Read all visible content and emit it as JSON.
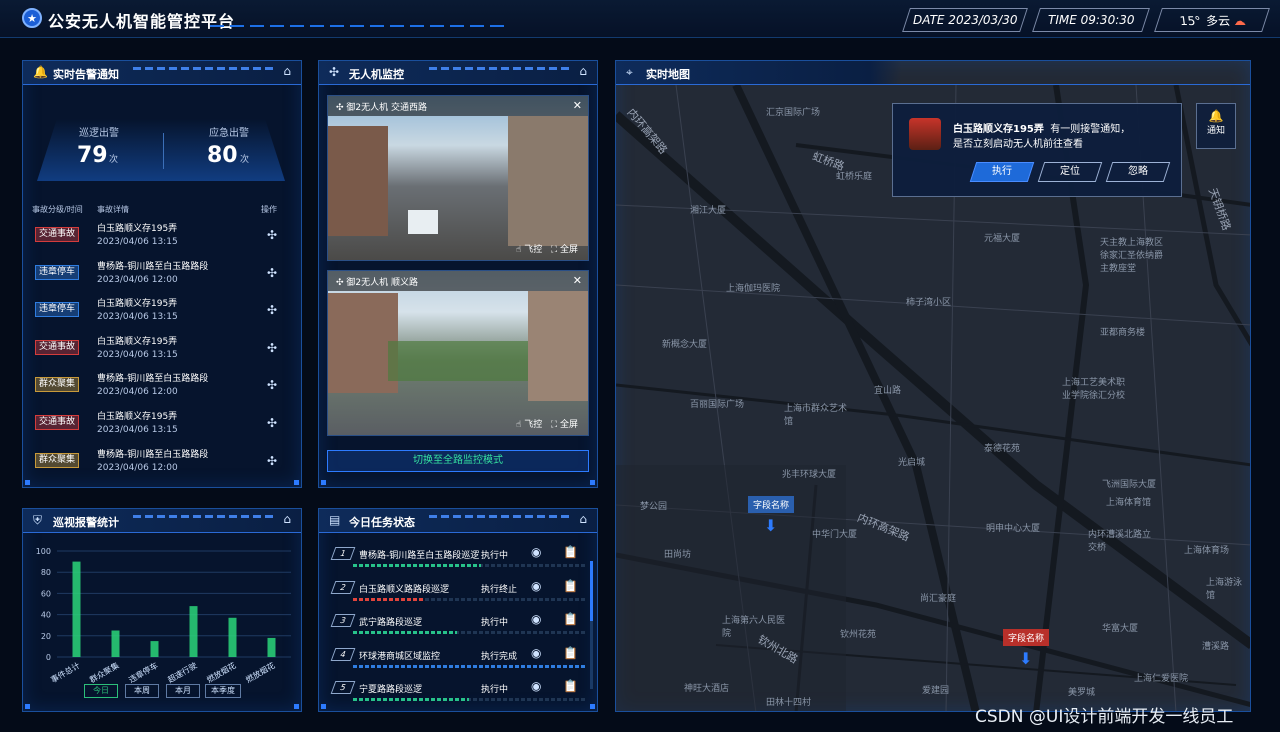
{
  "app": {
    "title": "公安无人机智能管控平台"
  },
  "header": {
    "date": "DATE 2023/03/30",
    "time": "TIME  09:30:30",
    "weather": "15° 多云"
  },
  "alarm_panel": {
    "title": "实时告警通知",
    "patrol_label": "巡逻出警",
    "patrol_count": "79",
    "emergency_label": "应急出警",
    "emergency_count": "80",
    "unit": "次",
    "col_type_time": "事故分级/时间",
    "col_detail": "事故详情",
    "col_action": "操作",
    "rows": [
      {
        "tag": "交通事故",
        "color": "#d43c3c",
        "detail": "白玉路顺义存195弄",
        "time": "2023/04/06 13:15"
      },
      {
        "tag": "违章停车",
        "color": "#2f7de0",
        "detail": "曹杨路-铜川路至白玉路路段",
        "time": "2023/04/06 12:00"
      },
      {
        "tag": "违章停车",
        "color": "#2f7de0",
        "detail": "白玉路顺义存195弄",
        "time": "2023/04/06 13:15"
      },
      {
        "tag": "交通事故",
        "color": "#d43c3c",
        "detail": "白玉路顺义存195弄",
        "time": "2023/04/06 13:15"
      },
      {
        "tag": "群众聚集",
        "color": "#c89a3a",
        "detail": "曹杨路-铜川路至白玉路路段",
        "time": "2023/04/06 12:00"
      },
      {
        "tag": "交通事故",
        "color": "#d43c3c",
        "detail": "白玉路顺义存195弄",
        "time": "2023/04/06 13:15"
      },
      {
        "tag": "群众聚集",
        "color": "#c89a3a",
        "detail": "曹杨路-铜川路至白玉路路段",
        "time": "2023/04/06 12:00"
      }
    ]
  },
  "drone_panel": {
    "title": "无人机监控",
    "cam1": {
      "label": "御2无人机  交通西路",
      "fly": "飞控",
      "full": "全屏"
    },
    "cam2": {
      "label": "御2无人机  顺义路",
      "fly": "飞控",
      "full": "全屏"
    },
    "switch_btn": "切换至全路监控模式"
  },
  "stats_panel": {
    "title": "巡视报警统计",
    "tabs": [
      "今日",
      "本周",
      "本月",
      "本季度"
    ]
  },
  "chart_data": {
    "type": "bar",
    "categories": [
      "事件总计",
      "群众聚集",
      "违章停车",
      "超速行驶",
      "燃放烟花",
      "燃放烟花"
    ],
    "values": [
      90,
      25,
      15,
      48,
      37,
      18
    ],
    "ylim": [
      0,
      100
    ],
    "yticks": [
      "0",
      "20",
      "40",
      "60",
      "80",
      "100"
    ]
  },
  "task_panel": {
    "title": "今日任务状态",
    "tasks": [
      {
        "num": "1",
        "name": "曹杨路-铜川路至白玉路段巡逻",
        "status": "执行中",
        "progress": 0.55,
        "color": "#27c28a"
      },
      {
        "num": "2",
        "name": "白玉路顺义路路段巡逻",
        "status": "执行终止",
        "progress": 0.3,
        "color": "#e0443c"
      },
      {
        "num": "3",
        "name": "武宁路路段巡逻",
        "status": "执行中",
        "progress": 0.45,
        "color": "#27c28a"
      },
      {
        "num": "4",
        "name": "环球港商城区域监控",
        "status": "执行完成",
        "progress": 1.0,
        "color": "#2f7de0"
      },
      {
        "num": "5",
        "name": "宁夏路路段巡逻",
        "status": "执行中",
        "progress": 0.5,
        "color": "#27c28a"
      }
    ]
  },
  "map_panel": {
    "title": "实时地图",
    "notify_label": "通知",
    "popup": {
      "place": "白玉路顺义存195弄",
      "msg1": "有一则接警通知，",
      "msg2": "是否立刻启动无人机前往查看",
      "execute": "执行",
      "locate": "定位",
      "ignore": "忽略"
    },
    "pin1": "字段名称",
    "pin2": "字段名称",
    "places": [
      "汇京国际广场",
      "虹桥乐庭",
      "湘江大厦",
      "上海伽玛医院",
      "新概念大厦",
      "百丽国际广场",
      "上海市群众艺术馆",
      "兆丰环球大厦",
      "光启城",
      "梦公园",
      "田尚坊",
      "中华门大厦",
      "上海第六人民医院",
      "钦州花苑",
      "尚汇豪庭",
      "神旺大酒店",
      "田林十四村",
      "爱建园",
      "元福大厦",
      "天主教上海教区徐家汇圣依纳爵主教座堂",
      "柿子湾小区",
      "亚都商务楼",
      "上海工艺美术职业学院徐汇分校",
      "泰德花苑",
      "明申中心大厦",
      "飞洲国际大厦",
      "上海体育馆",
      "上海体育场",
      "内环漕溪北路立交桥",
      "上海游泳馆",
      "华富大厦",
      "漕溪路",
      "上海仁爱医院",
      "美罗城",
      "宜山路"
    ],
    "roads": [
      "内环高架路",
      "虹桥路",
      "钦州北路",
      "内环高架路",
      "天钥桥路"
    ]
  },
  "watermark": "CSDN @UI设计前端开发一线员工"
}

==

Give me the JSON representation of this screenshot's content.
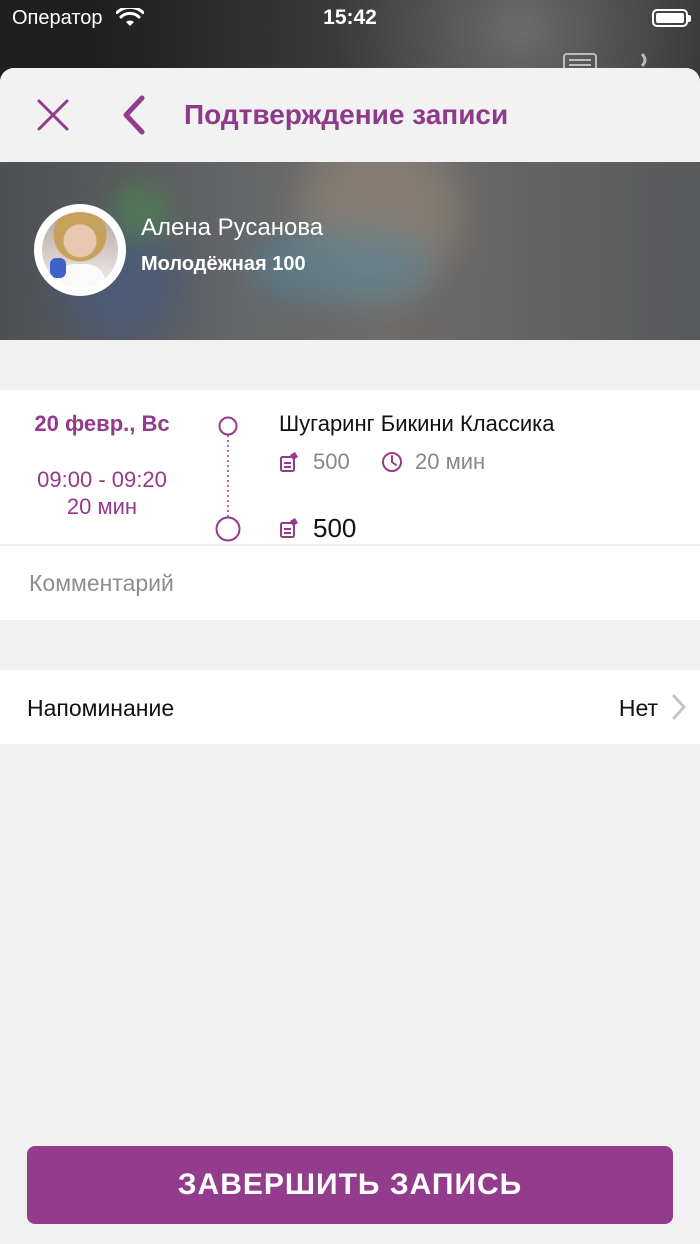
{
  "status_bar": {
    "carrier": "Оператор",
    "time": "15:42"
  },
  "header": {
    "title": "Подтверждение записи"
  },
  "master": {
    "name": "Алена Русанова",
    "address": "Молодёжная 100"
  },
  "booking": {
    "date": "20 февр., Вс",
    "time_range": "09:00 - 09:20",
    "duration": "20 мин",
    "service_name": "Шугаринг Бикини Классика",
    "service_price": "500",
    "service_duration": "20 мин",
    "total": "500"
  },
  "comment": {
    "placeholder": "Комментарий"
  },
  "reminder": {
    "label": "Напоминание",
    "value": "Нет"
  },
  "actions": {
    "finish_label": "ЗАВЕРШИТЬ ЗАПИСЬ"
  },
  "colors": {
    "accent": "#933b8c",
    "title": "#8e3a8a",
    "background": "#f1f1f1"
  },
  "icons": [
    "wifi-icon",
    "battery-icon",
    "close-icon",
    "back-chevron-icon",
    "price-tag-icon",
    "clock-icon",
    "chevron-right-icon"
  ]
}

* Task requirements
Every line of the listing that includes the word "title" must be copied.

* Solution for this problem
    "title": "公安无人机智能管控平台"
    "title": "实时告警通知",
    "title": "无人机监控",
    "title": "巡视报警统计",
    "title": "今日任务状态",
    "title": "实时地图",
    "title": "Подтверждение записи"
    "title": "#8e3a8a",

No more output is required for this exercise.